Having Chemical Cardioversion

Having Chemical Cardioversion

Find Services and other Health Information from A-Z

Having Chemical Cardioversion

Cardioversion is a procedure that is done to return your heartbeat to a normal rhythm. It’s done when the heart is beating very fast or irregular. This is called an arrhythmia. The procedure uses medicine to change the heart’s rhythm. The medicine is given through an IV or by mouth.

What to tell your healthcare provider

Tell your healthcare provider about all the medicines you take. This includes over-the-counter medicines such as ibuprofen. It also includes vitamins, herbs, and other supplements.

Tests before your procedure

You may need blood tests before the procedure. This is to make sure the procedure is safe for you. And you may have a transesophageal echocardiography test before the procedure. This test is a special kind of ultrasound. A thin, flexible tube is put down your throat and into your esophagus.
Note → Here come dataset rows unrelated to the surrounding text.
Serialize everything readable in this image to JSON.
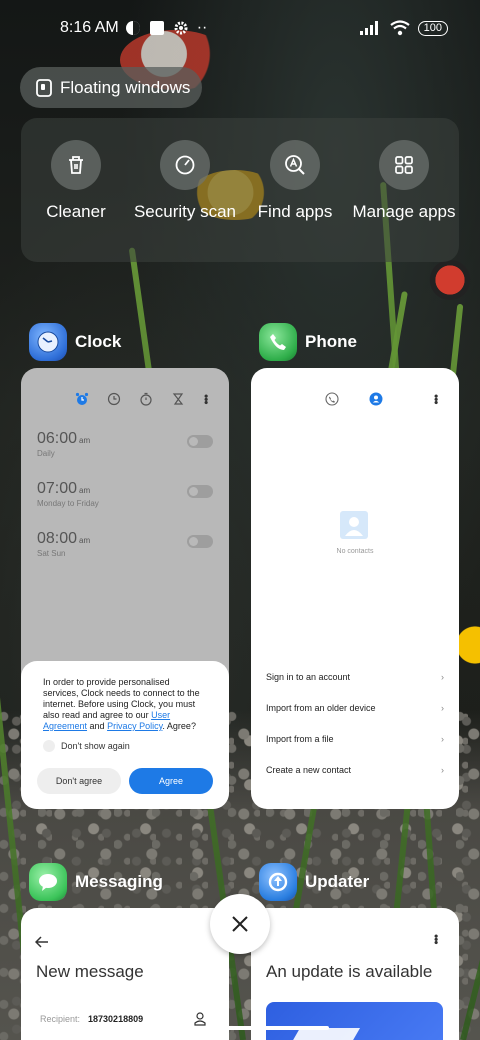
{
  "status_bar": {
    "time": "8:16 AM",
    "battery": "100",
    "more": "··"
  },
  "floating_windows": {
    "label": "Floating windows"
  },
  "quick_actions": [
    {
      "label": "Cleaner",
      "icon": "trash-icon"
    },
    {
      "label": "Security scan",
      "icon": "security-scan-icon"
    },
    {
      "label": "Find apps",
      "icon": "find-apps-icon"
    },
    {
      "label": "Manage apps",
      "icon": "manage-apps-icon"
    }
  ],
  "apps": {
    "clock": {
      "name": "Clock",
      "alarms": [
        {
          "time": "06:00",
          "ampm": "am",
          "repeat": "Daily"
        },
        {
          "time": "07:00",
          "ampm": "am",
          "repeat": "Monday to Friday"
        },
        {
          "time": "08:00",
          "ampm": "am",
          "repeat": "Sat Sun"
        }
      ],
      "dialog": {
        "text_before": "In order to provide personalised services, Clock needs to connect to the internet. Before using Clock, you must also read and agree to our ",
        "link1": "User Agreement",
        "middle": " and ",
        "link2": "Privacy Policy",
        "text_after": ". Agree?",
        "checkbox": "Don't show again",
        "disagree": "Don't agree",
        "agree": "Agree"
      }
    },
    "phone": {
      "name": "Phone",
      "empty": "No contacts",
      "options": [
        "Sign in to an account",
        "Import from an older device",
        "Import from a file",
        "Create a new contact"
      ],
      "chevron": "›"
    },
    "messaging": {
      "name": "Messaging",
      "title": "New message",
      "recipient_label": "Recipient:",
      "recipient_value": "18730218809"
    },
    "updater": {
      "name": "Updater",
      "title": "An update is available"
    }
  },
  "colors": {
    "accent": "#1e7ae6",
    "clock_icon": "#2f6fd8",
    "phone_icon": "#2fae4a",
    "messaging_icon": "#3cc45a",
    "updater_icon": "#2a7ee0"
  },
  "close": {
    "icon": "close-icon"
  }
}
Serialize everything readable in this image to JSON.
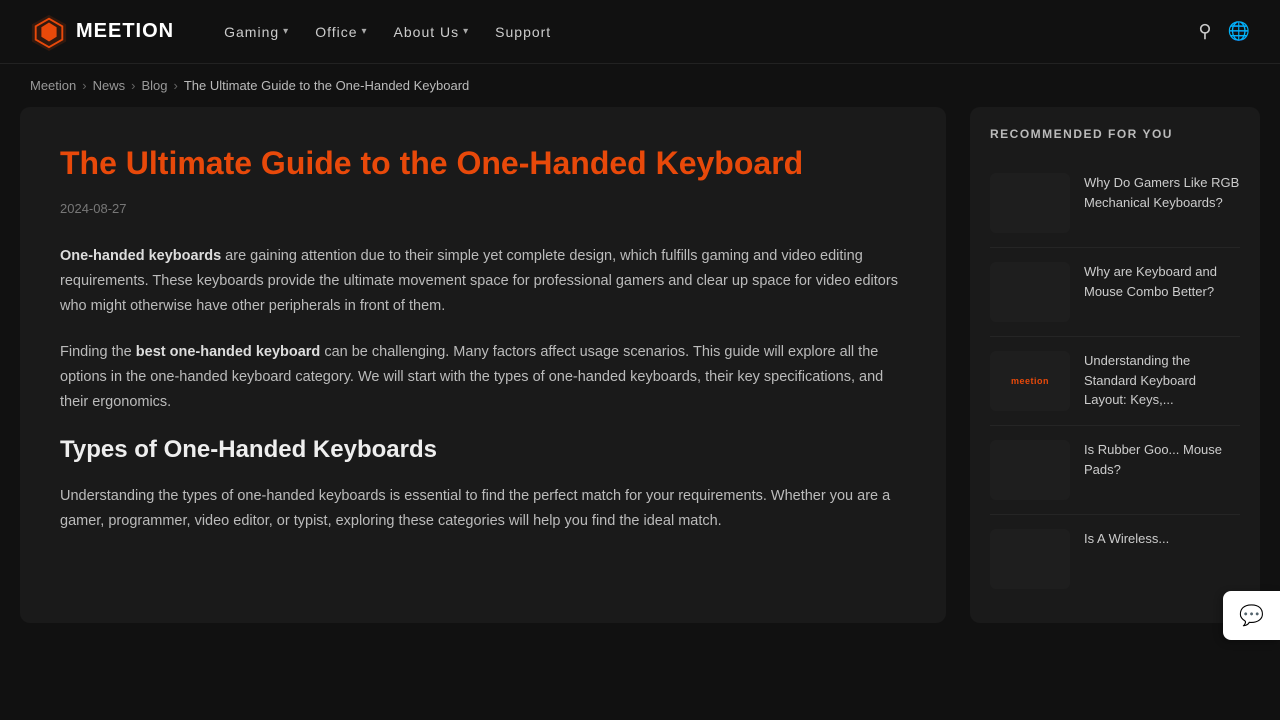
{
  "header": {
    "logo_text": "MEETION",
    "nav_items": [
      {
        "label": "Gaming",
        "has_dropdown": true
      },
      {
        "label": "Office",
        "has_dropdown": true
      },
      {
        "label": "About Us",
        "has_dropdown": true
      },
      {
        "label": "Support",
        "has_dropdown": false
      }
    ]
  },
  "breadcrumb": {
    "items": [
      "Meetion",
      "News",
      "Blog",
      "The Ultimate Guide to the One-Handed Keyboard"
    ]
  },
  "article": {
    "title": "The Ultimate Guide to the One-Handed Keyboard",
    "date": "2024-08-27",
    "paragraphs": [
      {
        "text_start_bold": "One-handed keyboards",
        "text_rest": " are gaining attention due to their simple yet complete design, which fulfills gaming and video editing requirements. These keyboards provide the ultimate movement space for professional gamers and clear up space for video editors who might otherwise have other peripherals in front of them."
      },
      {
        "text_start": "Finding the ",
        "text_bold": "best one-handed keyboard",
        "text_rest": " can be challenging. Many factors affect usage scenarios. This guide will explore all the options in the one-handed keyboard category. We will start with the types of one-handed keyboards, their key specifications, and their ergonomics."
      }
    ],
    "section_title": "Types of One-Handed Keyboards",
    "section_para": "Understanding the types of one-handed keyboards is essential to find the perfect match for your requirements. Whether you are a gamer, programmer, video editor, or typist, exploring these categories will help you find the ideal match."
  },
  "sidebar": {
    "section_title": "RECOMMENDED FOR YOU",
    "items": [
      {
        "title": "Why Do Gamers Like RGB Mechanical Keyboards?"
      },
      {
        "title": "Why are Keyboard and Mouse Combo Better?"
      },
      {
        "title": "Understanding the Standard Keyboard Layout: Keys,..."
      },
      {
        "title": "Is Rubber Goo... Mouse Pads?"
      },
      {
        "title": "Is A Wireless..."
      }
    ]
  },
  "chat_widget": {
    "tooltip": "Chat"
  }
}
There, the tube is close to your heart. It lets your healthcare provider see if you have any blood clots. Your cardioversion will be delayed if a clot is found.

Getting ready for your procedure

Talk with your healthcare provider how to get ready for your procedure. Follow his or her instructions about what medicines to take before the procedure. This includes medicines that prevent arrhythmias. Don’t stop taking any medicine unless your healthcare provider tells you to.

If you’re at a higher risk for blood clots, your healthcare provider may want you to take blood-thinner medicine. You may take this several weeks before and after the procedure.

Make sure to:

  • Ask a family member or friend to take you home from the hospital.

  • Not eat or drink after midnight the night before your procedure, unless your healthcare provider says it’s OK.

  • Follow all other instructions from your healthcare provider.

You may be asked to sign a consent form that gives your permission to do the procedure. Read the form carefully. Ask questions if something is not clear.

On the day of your procedure

The procedure may be done in a hospital or a doctor’s office. Or it may be done in your home. A healthcare provider will give you medicine. It may be given through a vein in your arm or hand (IV). Or you may take it by mouth.

The type of medicine is based on your type of arrhythmia and your overall health. Examples of medicines that are used include:

  • Flecainide, dofetilide, propafenone, amiodarone, or ibutilide (for AFib or atrial flutter)

  • Adenosine or verapamil (for supraventricular tachycardia)

  • Amiodarone (for atrial tachycardia)

After your procedure

If you are in a hospital or doctor’s office, your heart rate and rhythm will be checked. If you are treated at home, you will need careful follow-up with a cardiologist.

Chemical cardioversion may work very quickly. Or it may take hours to work. In rare cases, it may take up to a few days to work. Your healthcare provider may want to check your heart rhythm for a period of time after you have been given the medicine. You may need an electrical cardioversion if the medicine did not work. Your healthcare team will create a new care plan for you if this occurs.

Ask your healthcare provider about medicine side effects to watch for.

Follow-up care

Make sure to keep all of your follow-up appointments.

When to call your healthcare provider

Call your healthcare provider right away if you have any of these:

  • Trouble breathing or chest pain (call 911)

  • Dizziness

  • Fainting

  • Severe side effects from the medicine